Issues

  • To define the prevalence of pancreatitis in patients with CF both with pancreatic sufficiency and insufficiency.
  • To show any relationship with genotype, age, gender, or other factors.
  • To predict the long-term course in larger cohorts of patients.
  • To perform guidelines mainly in relation to prevention of complications, clinical and radiological diagnosis, as well as to nutritional and medical intervention.

What is known

The “International Study Group of Pediatric Pancreatitis: In Search for a Cure (INSPPIRE) consortium” (Morinville VD et al, 2012) has been formed to standardize definitions, develop diagnostic algorithms, investigate disease pathophysiology, and design prospective multicenter studies on acute pancreatitis, acute recurrent pancreatitis, and chronic pancreatitis in children.

1 study (Obideen K et al, 2006) was performed in a group of patients with adult-onset CF (N=9) who were referred to CF care Centre for recurrent abdominal pain and pancreatitis. Nocturnal hydration was able to significantly reduce the frequency and the severity of abdominal pain, as well as the amount of pain medication and the number of emergency room visits and hospitalizations for recurrence of pancreatitis. 

Recently (Carrion A et al, 2018) the use of ivacaftor was associated with a reduced frequency and recurrence rate of pancreatitis in patients with CF.

 

Unresolved questions

No CDSRs are available about this topic.

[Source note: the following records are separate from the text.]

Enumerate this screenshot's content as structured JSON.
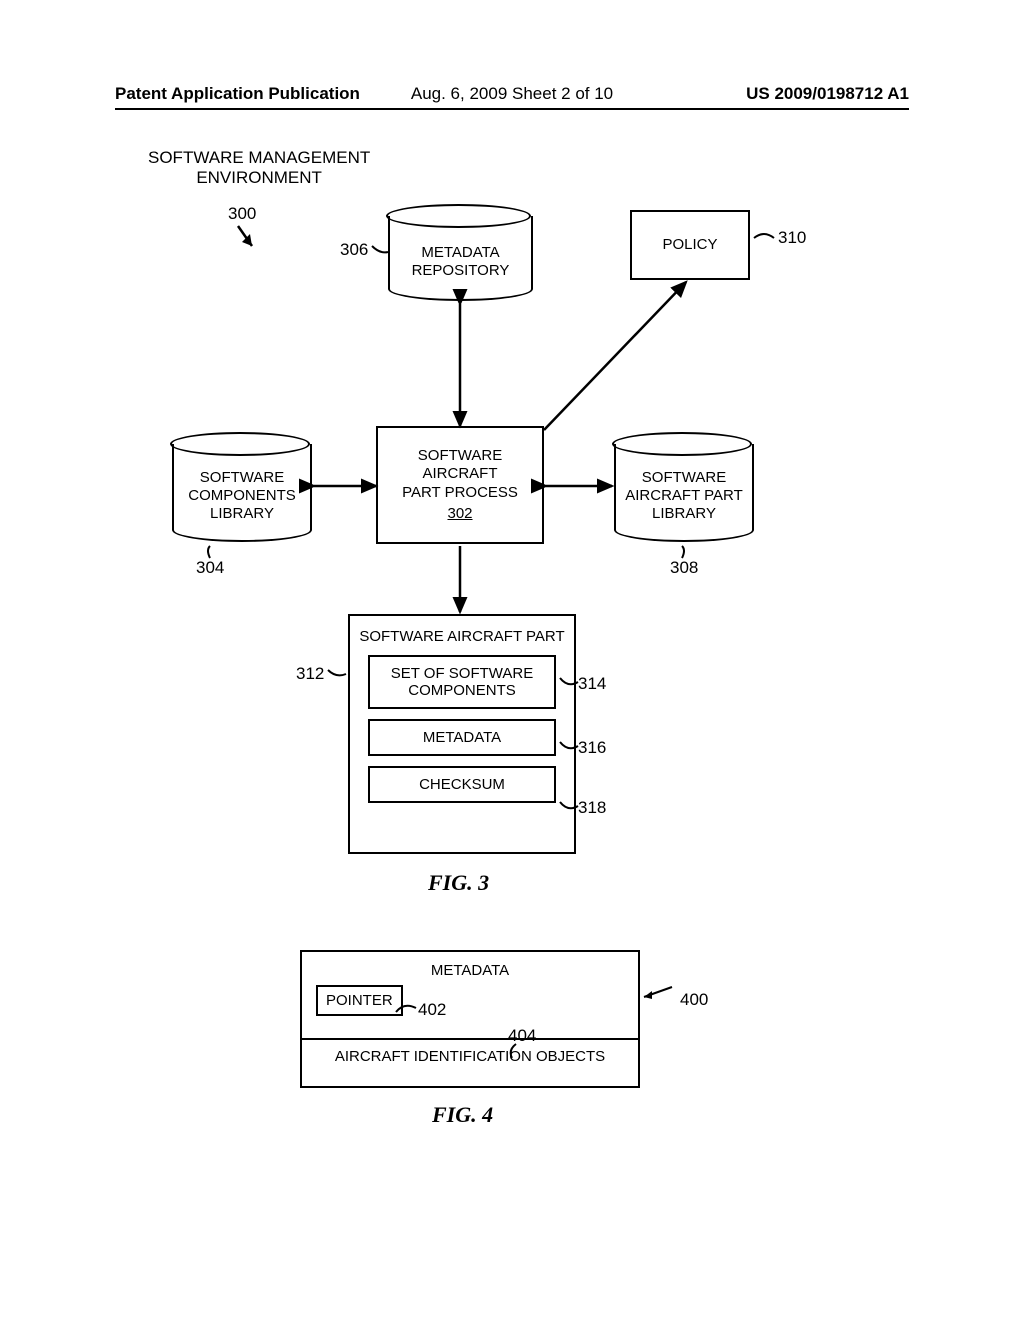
{
  "header": {
    "left": "Patent Application Publication",
    "center": "Aug. 6, 2009  Sheet 2 of 10",
    "right": "US 2009/0198712 A1"
  },
  "fig3": {
    "env_label_line1": "SOFTWARE MANAGEMENT",
    "env_label_line2": "ENVIRONMENT",
    "env_ref": "300",
    "metadata_repo": "METADATA\nREPOSITORY",
    "metadata_repo_ref": "306",
    "policy": "POLICY",
    "policy_ref": "310",
    "sw_components_lib": "SOFTWARE\nCOMPONENTS\nLIBRARY",
    "sw_components_lib_ref": "304",
    "sw_aircraft_process": "SOFTWARE\nAIRCRAFT\nPART PROCESS",
    "sw_aircraft_process_ref": "302",
    "sw_aircraft_lib": "SOFTWARE\nAIRCRAFT PART\nLIBRARY",
    "sw_aircraft_lib_ref": "308",
    "sap_title": "SOFTWARE AIRCRAFT PART",
    "sap_ref": "312",
    "sap_components": "SET OF SOFTWARE\nCOMPONENTS",
    "sap_components_ref": "314",
    "sap_metadata": "METADATA",
    "sap_metadata_ref": "316",
    "sap_checksum": "CHECKSUM",
    "sap_checksum_ref": "318",
    "caption": "FIG. 3"
  },
  "fig4": {
    "title": "METADATA",
    "ref": "400",
    "pointer": "POINTER",
    "pointer_ref": "402",
    "aio": "AIRCRAFT IDENTIFICATION OBJECTS",
    "aio_ref": "404",
    "caption": "FIG. 4"
  }
}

Genetic factors that affect pancreatic cells and systems could lead to etiology-based therapies rather than treatment of symptoms in CF.

Further epidemiological studies are needed to define incidence, prevalence, etiology and diagnosis of pancreatitis, as well as the better therapeutic intervention for controlling symptoms and recurrence of pancreatitis in CF.

Keywords: Pancreatic Diseases; Pancreatitis;